WHAT YOU ARE ASKED TO DO: The reply is to be the lines from the one with "Parse this screenshot: output" through the last line of the records below, each retyped exactly, with pictures left out.

(Interface dataset entries)
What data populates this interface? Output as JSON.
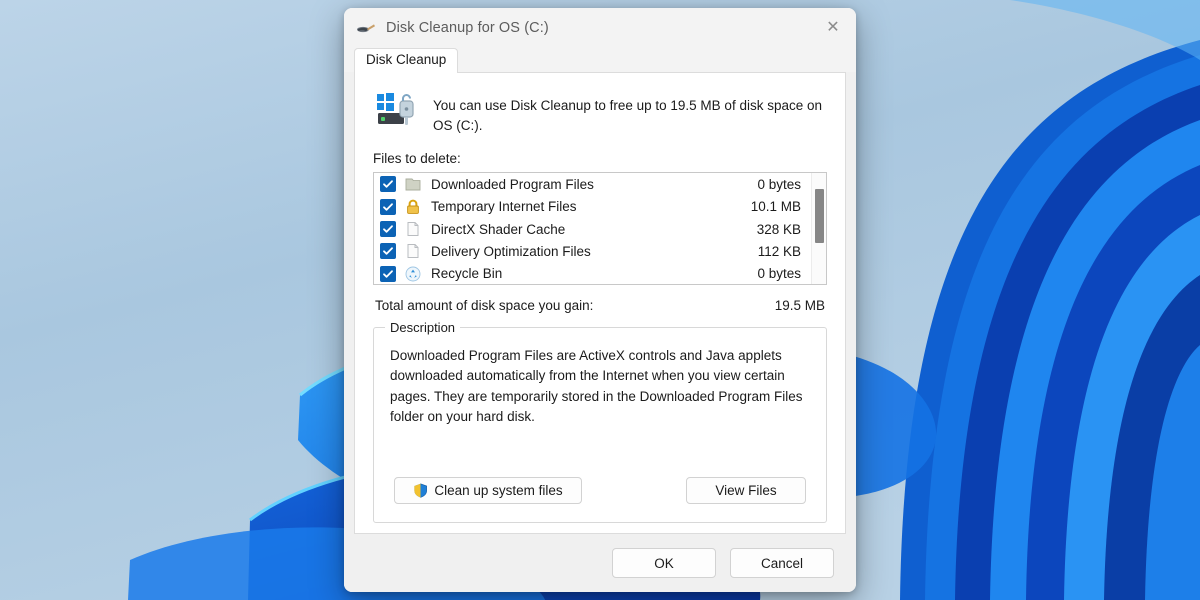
{
  "desktop": {
    "wallpaper_name": "windows-11-bloom-wallpaper",
    "colors": {
      "sky_top": "#b9d2e6",
      "sky_bottom": "#b4cfe4",
      "petal_light": "#41a6f5",
      "petal_mid": "#1a7fe8",
      "petal_deep": "#0b4fc4",
      "petal_darkest": "#08329a",
      "edge_highlight": "#6fd6ff"
    }
  },
  "dialog": {
    "title": "Disk Cleanup for OS (C:)",
    "title_icon": "disk-cleanup-brush-icon",
    "close_label": "✕",
    "tabs": [
      {
        "label": "Disk Cleanup",
        "selected": true
      }
    ],
    "header": {
      "icon": "disk-drive-cleanup-icon",
      "text": "You can use Disk Cleanup to free up to 19.5 MB of disk space on OS (C:)."
    },
    "files_label": "Files to delete:",
    "file_list": [
      {
        "name": "Downloaded Program Files",
        "size": "0 bytes",
        "checked": true,
        "icon": "folder-icon"
      },
      {
        "name": "Temporary Internet Files",
        "size": "10.1 MB",
        "checked": true,
        "icon": "padlock-icon"
      },
      {
        "name": "DirectX Shader Cache",
        "size": "328 KB",
        "checked": true,
        "icon": "page-icon"
      },
      {
        "name": "Delivery Optimization Files",
        "size": "112 KB",
        "checked": true,
        "icon": "page-icon"
      },
      {
        "name": "Recycle Bin",
        "size": "0 bytes",
        "checked": true,
        "icon": "recycle-bin-icon"
      }
    ],
    "scrollbar": {
      "name": "file-list-scrollbar"
    },
    "total": {
      "label": "Total amount of disk space you gain:",
      "value": "19.5 MB"
    },
    "description": {
      "legend": "Description",
      "text": "Downloaded Program Files are ActiveX controls and Java applets downloaded automatically from the Internet when you view certain pages. They are temporarily stored in the Downloaded Program Files folder on your hard disk."
    },
    "buttons": {
      "clean_system_files": "Clean up system files",
      "clean_system_files_icon": "uac-shield-icon",
      "view_files": "View Files",
      "ok": "OK",
      "cancel": "Cancel"
    },
    "accent_color": "#0c63b5"
  }
}
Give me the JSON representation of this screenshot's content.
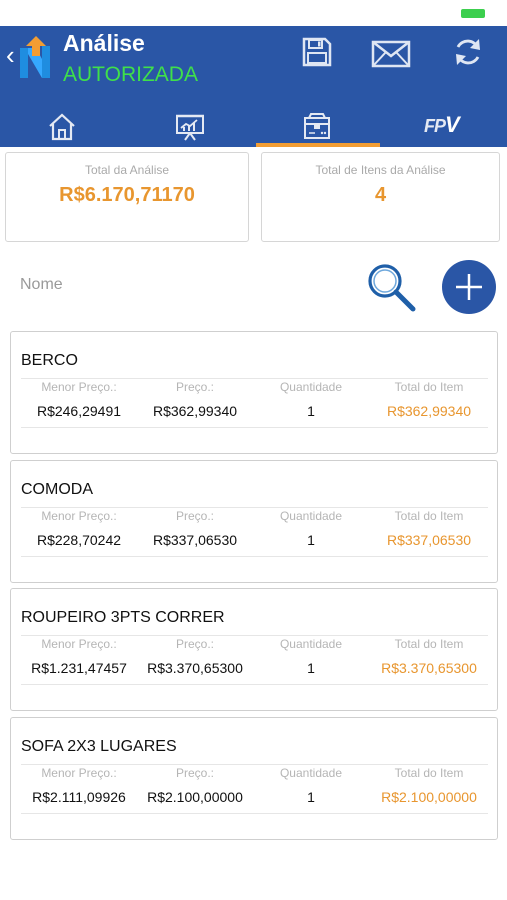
{
  "header": {
    "title": "Análise",
    "status": "AUTORIZADA",
    "colors": {
      "bar": "#2a56a6",
      "status": "#3fe04a",
      "accent": "#f29d33"
    },
    "actions": [
      "save-icon",
      "mail-icon",
      "refresh-icon"
    ]
  },
  "tabs": [
    {
      "icon": "home-icon",
      "active": false
    },
    {
      "icon": "chart-board-icon",
      "active": false
    },
    {
      "icon": "box-icon",
      "active": true
    },
    {
      "label_prefix": "FP",
      "label_suffix": "V",
      "active": false
    }
  ],
  "summary": {
    "total_label": "Total da Análise",
    "total_value": "R$6.170,71170",
    "items_label": "Total de Itens da Análise",
    "items_value": "4"
  },
  "search": {
    "placeholder": "Nome"
  },
  "columns": {
    "min_price": "Menor Preço.:",
    "price": "Preço.:",
    "quantity": "Quantidade",
    "total": "Total do Item"
  },
  "items": [
    {
      "name": "BERCO",
      "min_price": "R$246,29491",
      "price": "R$362,99340",
      "quantity": "1",
      "total": "R$362,99340"
    },
    {
      "name": "COMODA",
      "min_price": "R$228,70242",
      "price": "R$337,06530",
      "quantity": "1",
      "total": "R$337,06530"
    },
    {
      "name": "ROUPEIRO 3PTS CORRER",
      "min_price": "R$1.231,47457",
      "price": "R$3.370,65300",
      "quantity": "1",
      "total": "R$3.370,65300"
    },
    {
      "name": "SOFA 2X3 LUGARES",
      "min_price": "R$2.111,09926",
      "price": "R$2.100,00000",
      "quantity": "1",
      "total": "R$2.100,00000"
    }
  ]
}
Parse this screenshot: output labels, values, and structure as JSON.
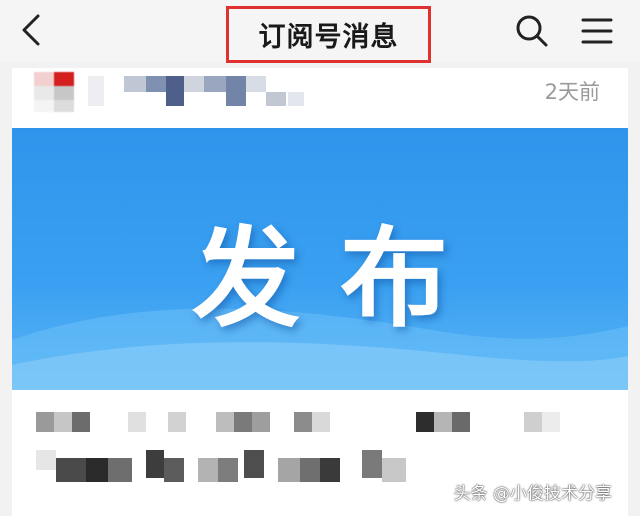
{
  "header": {
    "title": "订阅号消息",
    "back_icon": "chevron-left-icon",
    "search_icon": "search-icon",
    "menu_icon": "menu-icon"
  },
  "card": {
    "timestamp": "2天前",
    "banner_text": "发布",
    "banner_color": "#2f95ec"
  },
  "watermark": "头条 @小俊技术分享",
  "colors": {
    "highlight_border": "#e03131"
  }
}
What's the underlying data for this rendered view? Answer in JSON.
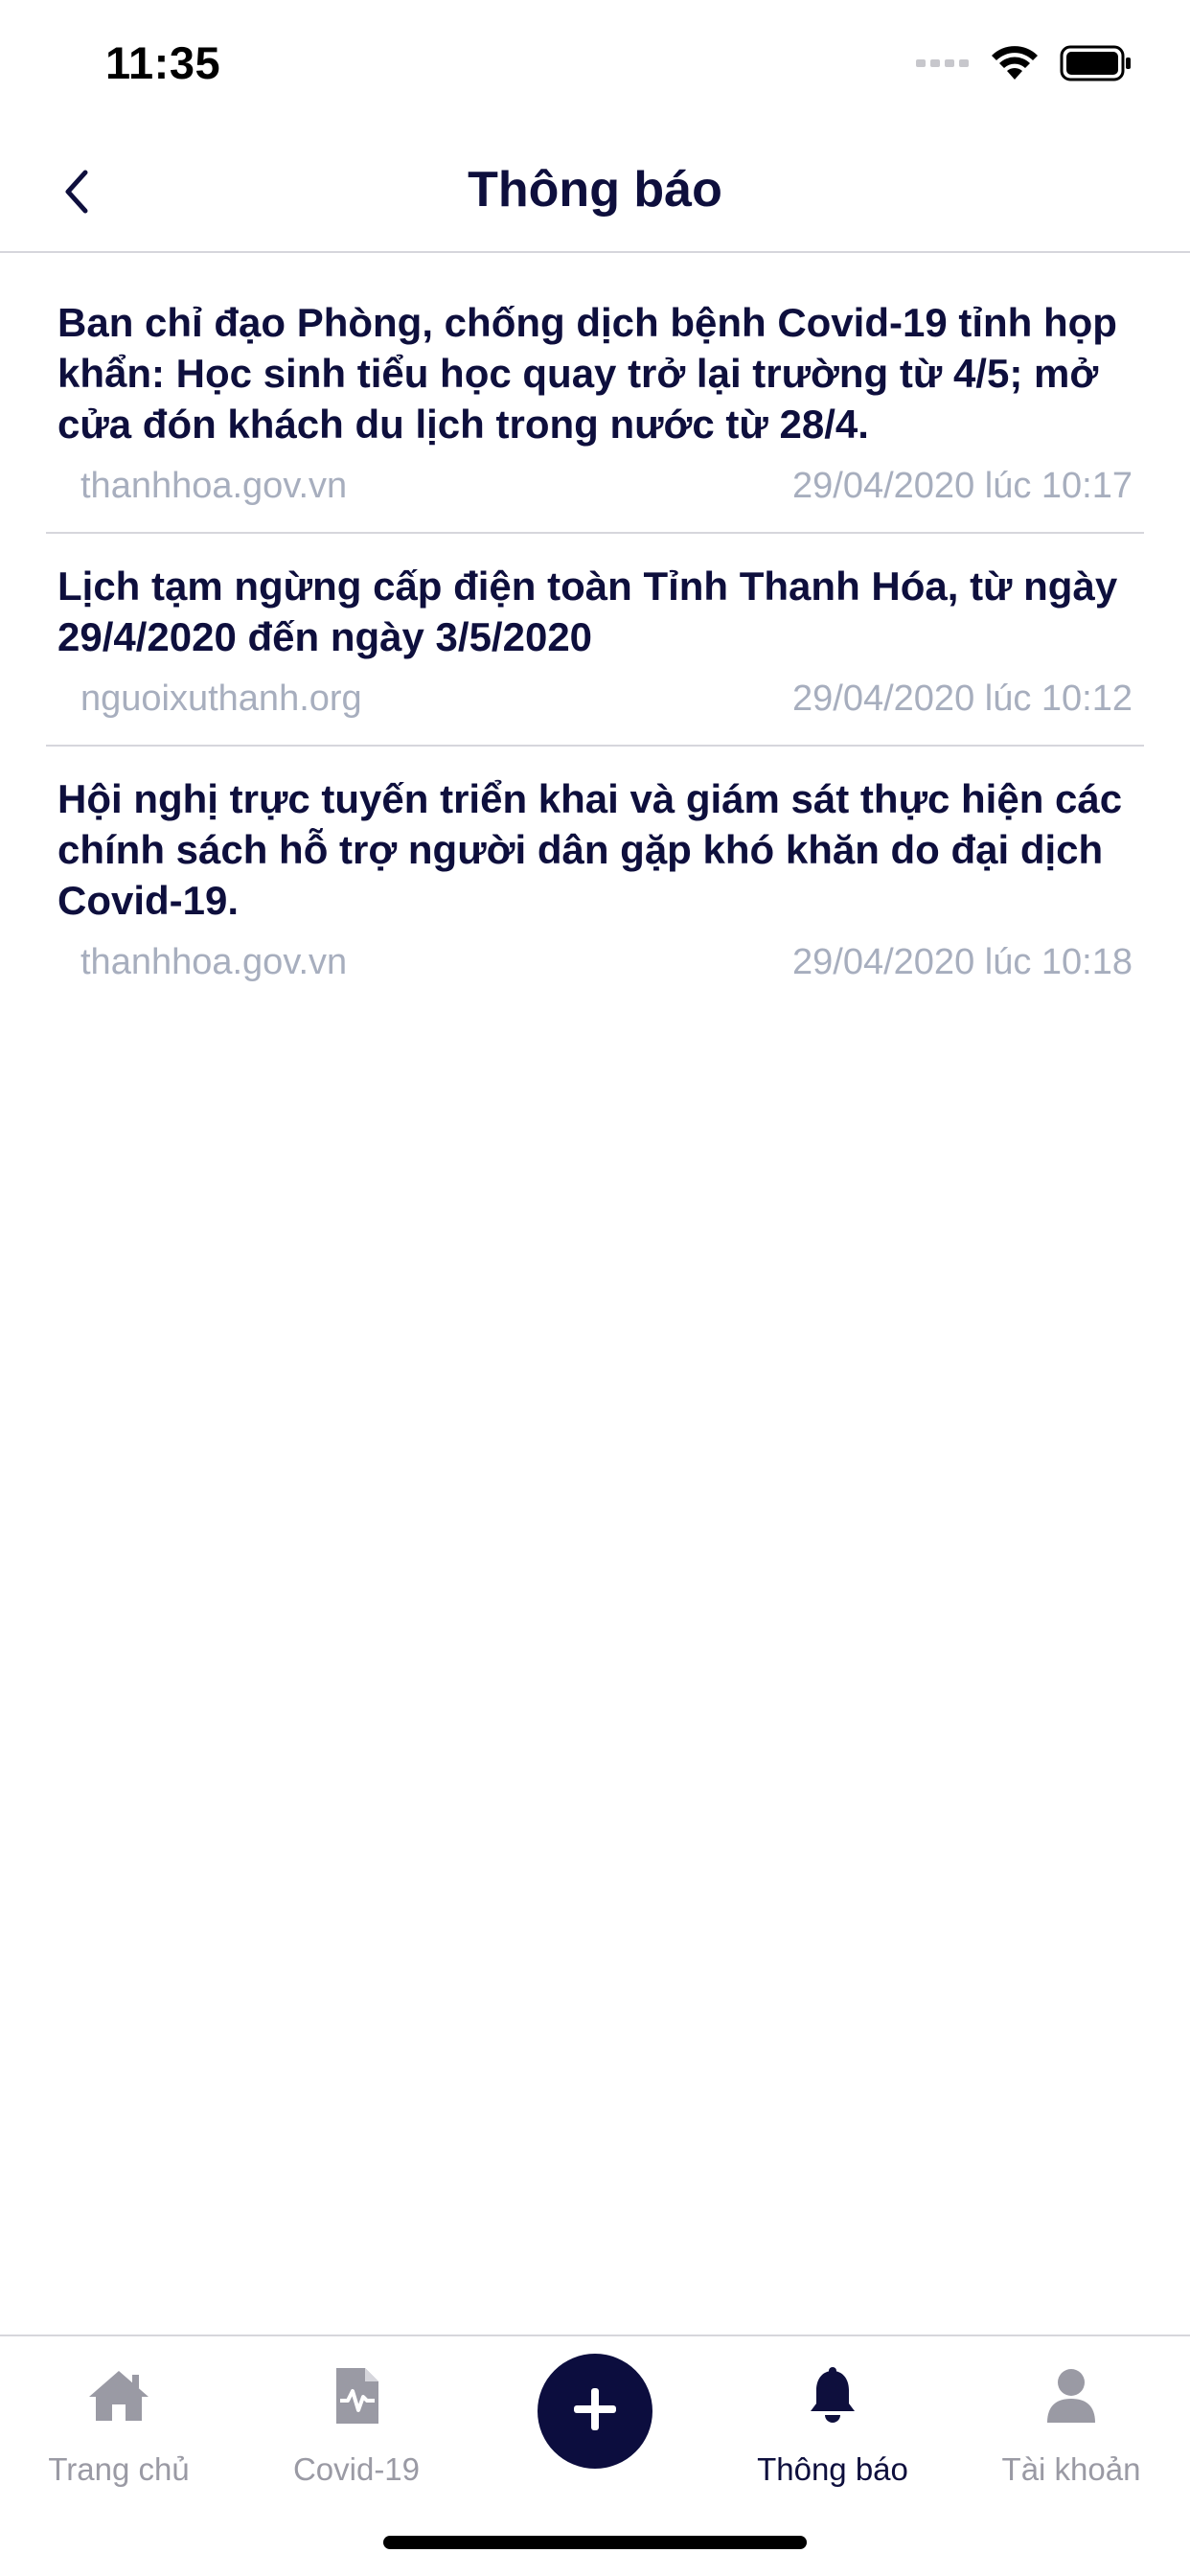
{
  "status_bar": {
    "time": "11:35"
  },
  "nav": {
    "title": "Thông báo"
  },
  "news": [
    {
      "title": "Ban chỉ đạo Phòng, chống dịch bệnh Covid-19 tỉnh họp khẩn: Học sinh tiểu học quay trở lại trường từ 4/5; mở cửa đón khách du lịch trong nước từ 28/4.",
      "source": "thanhhoa.gov.vn",
      "datetime": "29/04/2020 lúc 10:17"
    },
    {
      "title": "Lịch tạm ngừng cấp điện toàn Tỉnh Thanh Hóa, từ ngày 29/4/2020 đến ngày 3/5/2020",
      "source": "nguoixuthanh.org",
      "datetime": "29/04/2020 lúc 10:12"
    },
    {
      "title": "Hội nghị trực tuyến triển khai và giám sát thực hiện các chính sách hỗ trợ người dân gặp khó khăn do đại dịch Covid-19.",
      "source": "thanhhoa.gov.vn",
      "datetime": "29/04/2020 lúc 10:18"
    }
  ],
  "tabs": [
    {
      "label": "Trang chủ",
      "icon": "home-icon"
    },
    {
      "label": "Covid-19",
      "icon": "medical-report-icon"
    },
    {
      "label": "",
      "icon": "plus-icon"
    },
    {
      "label": "Thông báo",
      "icon": "bell-icon",
      "active": true
    },
    {
      "label": "Tài khoản",
      "icon": "user-icon"
    }
  ],
  "colors": {
    "primary": "#0e0f3d",
    "meta_text": "#a7aebe",
    "inactive_tab": "#9a9aa4",
    "divider": "#d6d6dc"
  }
}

EXERCISE RESULT:
Parse this screenshot: output labels, values, and structure as JSON.
{
  "header": {
    "title": "订阅号消息",
    "back_icon": "chevron-left-icon",
    "search_icon": "search-icon",
    "menu_icon": "menu-icon"
  },
  "card": {
    "timestamp": "2天前",
    "banner_text": "发布",
    "banner_color": "#2f95ec"
  },
  "watermark": "头条 @小俊技术分享",
  "colors": {
    "highlight_border": "#e03131"
  }
}
What's the underlying data for this rendered view? Answer in JSON.
{
  "status_bar": {
    "time": "11:35"
  },
  "nav": {
    "title": "Thông báo"
  },
  "news": [
    {
      "title": "Ban chỉ đạo Phòng, chống dịch bệnh Covid-19 tỉnh họp khẩn: Học sinh tiểu học quay trở lại trường từ 4/5; mở cửa đón khách du lịch trong nước từ 28/4.",
      "source": "thanhhoa.gov.vn",
      "datetime": "29/04/2020 lúc 10:17"
    },
    {
      "title": "Lịch tạm ngừng cấp điện toàn Tỉnh Thanh Hóa, từ ngày 29/4/2020 đến ngày 3/5/2020",
      "source": "nguoixuthanh.org",
      "datetime": "29/04/2020 lúc 10:12"
    },
    {
      "title": "Hội nghị trực tuyến triển khai và giám sát thực hiện các chính sách hỗ trợ người dân gặp khó khăn do đại dịch Covid-19.",
      "source": "thanhhoa.gov.vn",
      "datetime": "29/04/2020 lúc 10:18"
    }
  ],
  "tabs": [
    {
      "label": "Trang chủ",
      "icon": "home-icon"
    },
    {
      "label": "Covid-19",
      "icon": "medical-report-icon"
    },
    {
      "label": "",
      "icon": "plus-icon"
    },
    {
      "label": "Thông báo",
      "icon": "bell-icon",
      "active": true
    },
    {
      "label": "Tài khoản",
      "icon": "user-icon"
    }
  ],
  "colors": {
    "primary": "#0e0f3d",
    "meta_text": "#a7aebe",
    "inactive_tab": "#9a9aa4",
    "divider": "#d6d6dc"
  }
}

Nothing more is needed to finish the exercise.